== Segment start ==
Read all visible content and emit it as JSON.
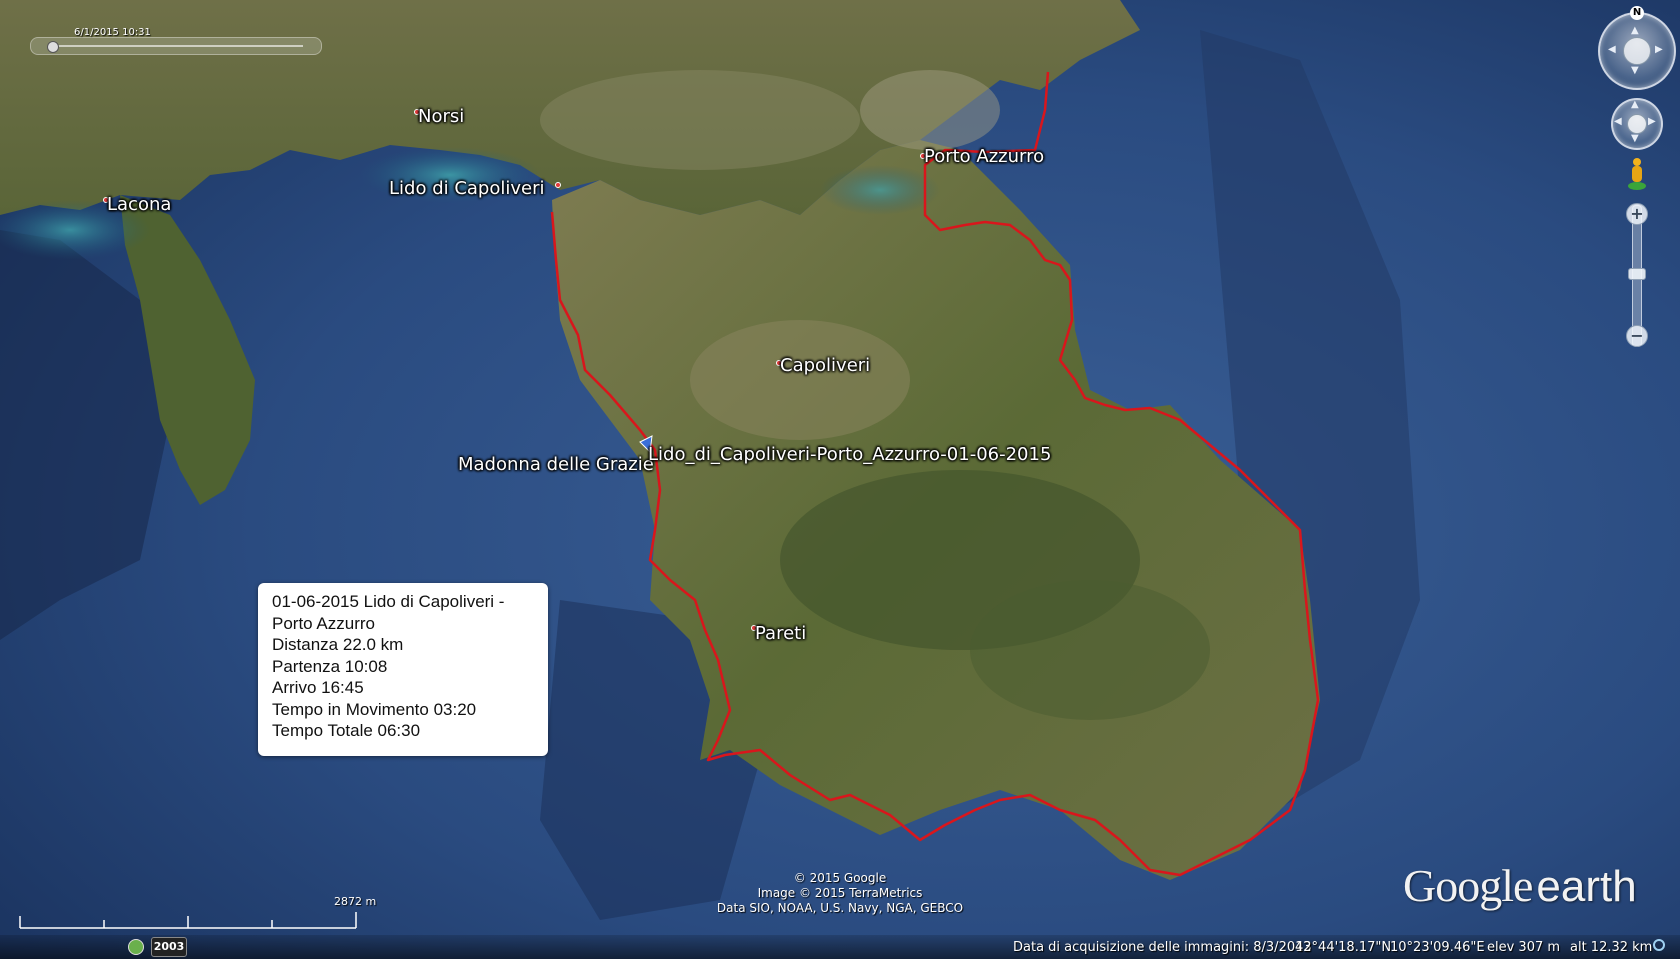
{
  "time_slider": {
    "label": "6/1/2015 10:31"
  },
  "places": {
    "norsi": "Norsi",
    "lacona": "Lacona",
    "lido": "Lido di Capoliveri",
    "porto_azzurro": "Porto Azzurro",
    "capoliveri": "Capoliveri",
    "madonna": "Madonna delle Grazie",
    "pareti": "Pareti"
  },
  "track": {
    "name": "Lido_di_Capoliveri-Porto_Azzurro-01-06-2015",
    "line_color": "#d9161c"
  },
  "balloon": {
    "line1": "01-06-2015 Lido di Capoliveri -",
    "line2": "Porto Azzurro",
    "distance": "Distanza 22.0 km",
    "departure": "Partenza 10:08",
    "arrival": "Arrivo 16:45",
    "moving_time": "Tempo in Movimento 03:20",
    "total_time": "Tempo Totale 06:30"
  },
  "navigation": {
    "north_label": "N",
    "compass_icon": "compass-icon",
    "move_icon": "hand-pan-icon",
    "street_view_icon": "pegman-icon",
    "zoom_in": "+",
    "zoom_out": "−"
  },
  "scale": {
    "label": "2872 m"
  },
  "attribution": {
    "line1": "© 2015 Google",
    "line2": "Image © 2015 TerraMetrics",
    "line3": "Data SIO, NOAA, U.S. Navy, NGA, GEBCO"
  },
  "logo": {
    "google": "Google",
    "earth": "earth"
  },
  "status_bar": {
    "year": "2003",
    "imagery_date": "Data di acquisizione delle immagini: 8/3/2013",
    "latitude": "42°44'18.17\"N",
    "longitude": "10°23'09.46\"E",
    "elevation": "elev   307 m",
    "altitude": "alt  12.32 km"
  },
  "colors": {
    "sea_deep": "#1f3d6e",
    "sea_shallow": "#2f8a9c",
    "land": "#5d6a3a",
    "land_light": "#8c8a5e"
  }
}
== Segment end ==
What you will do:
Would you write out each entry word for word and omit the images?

Solution:
Read all visible content and emit it as JSON.
{
  "time_slider": {
    "label": "6/1/2015 10:31"
  },
  "places": {
    "norsi": "Norsi",
    "lacona": "Lacona",
    "lido": "Lido di Capoliveri",
    "porto_azzurro": "Porto Azzurro",
    "capoliveri": "Capoliveri",
    "madonna": "Madonna delle Grazie",
    "pareti": "Pareti"
  },
  "track": {
    "name": "Lido_di_Capoliveri-Porto_Azzurro-01-06-2015",
    "line_color": "#d9161c"
  },
  "balloon": {
    "line1": "01-06-2015 Lido di Capoliveri -",
    "line2": "Porto Azzurro",
    "distance": "Distanza 22.0 km",
    "departure": "Partenza 10:08",
    "arrival": "Arrivo 16:45",
    "moving_time": "Tempo in Movimento 03:20",
    "total_time": "Tempo Totale 06:30"
  },
  "navigation": {
    "north_label": "N",
    "compass_icon": "compass-icon",
    "move_icon": "hand-pan-icon",
    "street_view_icon": "pegman-icon",
    "zoom_in": "+",
    "zoom_out": "−"
  },
  "scale": {
    "label": "2872 m"
  },
  "attribution": {
    "line1": "© 2015 Google",
    "line2": "Image © 2015 TerraMetrics",
    "line3": "Data SIO, NOAA, U.S. Navy, NGA, GEBCO"
  },
  "logo": {
    "google": "Google",
    "earth": "earth"
  },
  "status_bar": {
    "year": "2003",
    "imagery_date": "Data di acquisizione delle immagini: 8/3/2013",
    "latitude": "42°44'18.17\"N",
    "longitude": "10°23'09.46\"E",
    "elevation": "elev   307 m",
    "altitude": "alt  12.32 km"
  },
  "colors": {
    "sea_deep": "#1f3d6e",
    "sea_shallow": "#2f8a9c",
    "land": "#5d6a3a",
    "land_light": "#8c8a5e"
  }
}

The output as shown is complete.